======== Dataset extract

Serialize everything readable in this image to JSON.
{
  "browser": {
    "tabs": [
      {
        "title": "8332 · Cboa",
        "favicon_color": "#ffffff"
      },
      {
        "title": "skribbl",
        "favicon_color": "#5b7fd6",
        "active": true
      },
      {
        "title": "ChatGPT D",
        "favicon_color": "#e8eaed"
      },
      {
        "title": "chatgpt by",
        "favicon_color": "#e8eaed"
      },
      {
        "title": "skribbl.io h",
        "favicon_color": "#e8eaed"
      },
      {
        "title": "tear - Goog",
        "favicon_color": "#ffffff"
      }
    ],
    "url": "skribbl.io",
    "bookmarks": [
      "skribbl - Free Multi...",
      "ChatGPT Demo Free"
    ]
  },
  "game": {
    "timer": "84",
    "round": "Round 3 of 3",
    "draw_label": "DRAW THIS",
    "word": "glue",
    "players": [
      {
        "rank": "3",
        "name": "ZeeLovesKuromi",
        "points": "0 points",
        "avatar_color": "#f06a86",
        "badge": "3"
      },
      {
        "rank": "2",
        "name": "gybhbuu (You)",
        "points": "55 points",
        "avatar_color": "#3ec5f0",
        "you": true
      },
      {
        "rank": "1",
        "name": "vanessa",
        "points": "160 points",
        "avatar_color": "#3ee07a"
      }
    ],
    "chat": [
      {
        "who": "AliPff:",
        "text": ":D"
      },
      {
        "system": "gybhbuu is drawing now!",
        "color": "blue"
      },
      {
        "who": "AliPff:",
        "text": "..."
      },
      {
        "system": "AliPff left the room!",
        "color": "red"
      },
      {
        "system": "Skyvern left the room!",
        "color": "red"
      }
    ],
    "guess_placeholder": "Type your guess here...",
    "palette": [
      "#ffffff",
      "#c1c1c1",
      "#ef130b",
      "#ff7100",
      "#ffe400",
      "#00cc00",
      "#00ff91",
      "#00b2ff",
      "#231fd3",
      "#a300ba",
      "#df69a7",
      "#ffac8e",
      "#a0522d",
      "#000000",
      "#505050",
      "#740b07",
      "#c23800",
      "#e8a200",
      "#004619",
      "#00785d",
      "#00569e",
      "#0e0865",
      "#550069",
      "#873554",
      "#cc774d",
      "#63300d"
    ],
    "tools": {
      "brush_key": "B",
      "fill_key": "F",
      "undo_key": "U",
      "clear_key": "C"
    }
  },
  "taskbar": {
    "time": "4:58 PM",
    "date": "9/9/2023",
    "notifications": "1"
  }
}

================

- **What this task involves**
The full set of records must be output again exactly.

- **Response to this task**
Serialize everything readable in this image to JSON.
{
  "browser": {
    "tabs": [
      {
        "title": "8332 · Cboa",
        "favicon_color": "#ffffff"
      },
      {
        "title": "skribbl",
        "favicon_color": "#5b7fd6",
        "active": true
      },
      {
        "title": "ChatGPT D",
        "favicon_color": "#e8eaed"
      },
      {
        "title": "chatgpt by",
        "favicon_color": "#e8eaed"
      },
      {
        "title": "skribbl.io h",
        "favicon_color": "#e8eaed"
      },
      {
        "title": "tear - Goog",
        "favicon_color": "#ffffff"
      }
    ],
    "url": "skribbl.io",
    "bookmarks": [
      "skribbl - Free Multi...",
      "ChatGPT Demo Free"
    ]
  },
  "game": {
    "timer": "84",
    "round": "Round 3 of 3",
    "draw_label": "DRAW THIS",
    "word": "glue",
    "players": [
      {
        "rank": "3",
        "name": "ZeeLovesKuromi",
        "points": "0 points",
        "avatar_color": "#f06a86",
        "badge": "3"
      },
      {
        "rank": "2",
        "name": "gybhbuu (You)",
        "points": "55 points",
        "avatar_color": "#3ec5f0",
        "you": true
      },
      {
        "rank": "1",
        "name": "vanessa",
        "points": "160 points",
        "avatar_color": "#3ee07a"
      }
    ],
    "chat": [
      {
        "who": "AliPff:",
        "text": ":D"
      },
      {
        "system": "gybhbuu is drawing now!",
        "color": "blue"
      },
      {
        "who": "AliPff:",
        "text": "..."
      },
      {
        "system": "AliPff left the room!",
        "color": "red"
      },
      {
        "system": "Skyvern left the room!",
        "color": "red"
      }
    ],
    "guess_placeholder": "Type your guess here...",
    "palette": [
      "#ffffff",
      "#c1c1c1",
      "#ef130b",
      "#ff7100",
      "#ffe400",
      "#00cc00",
      "#00ff91",
      "#00b2ff",
      "#231fd3",
      "#a300ba",
      "#df69a7",
      "#ffac8e",
      "#a0522d",
      "#000000",
      "#505050",
      "#740b07",
      "#c23800",
      "#e8a200",
      "#004619",
      "#00785d",
      "#00569e",
      "#0e0865",
      "#550069",
      "#873554",
      "#cc774d",
      "#63300d"
    ],
    "tools": {
      "brush_key": "B",
      "fill_key": "F",
      "undo_key": "U",
      "clear_key": "C"
    }
  },
  "taskbar": {
    "time": "4:58 PM",
    "date": "9/9/2023",
    "notifications": "1"
  }
}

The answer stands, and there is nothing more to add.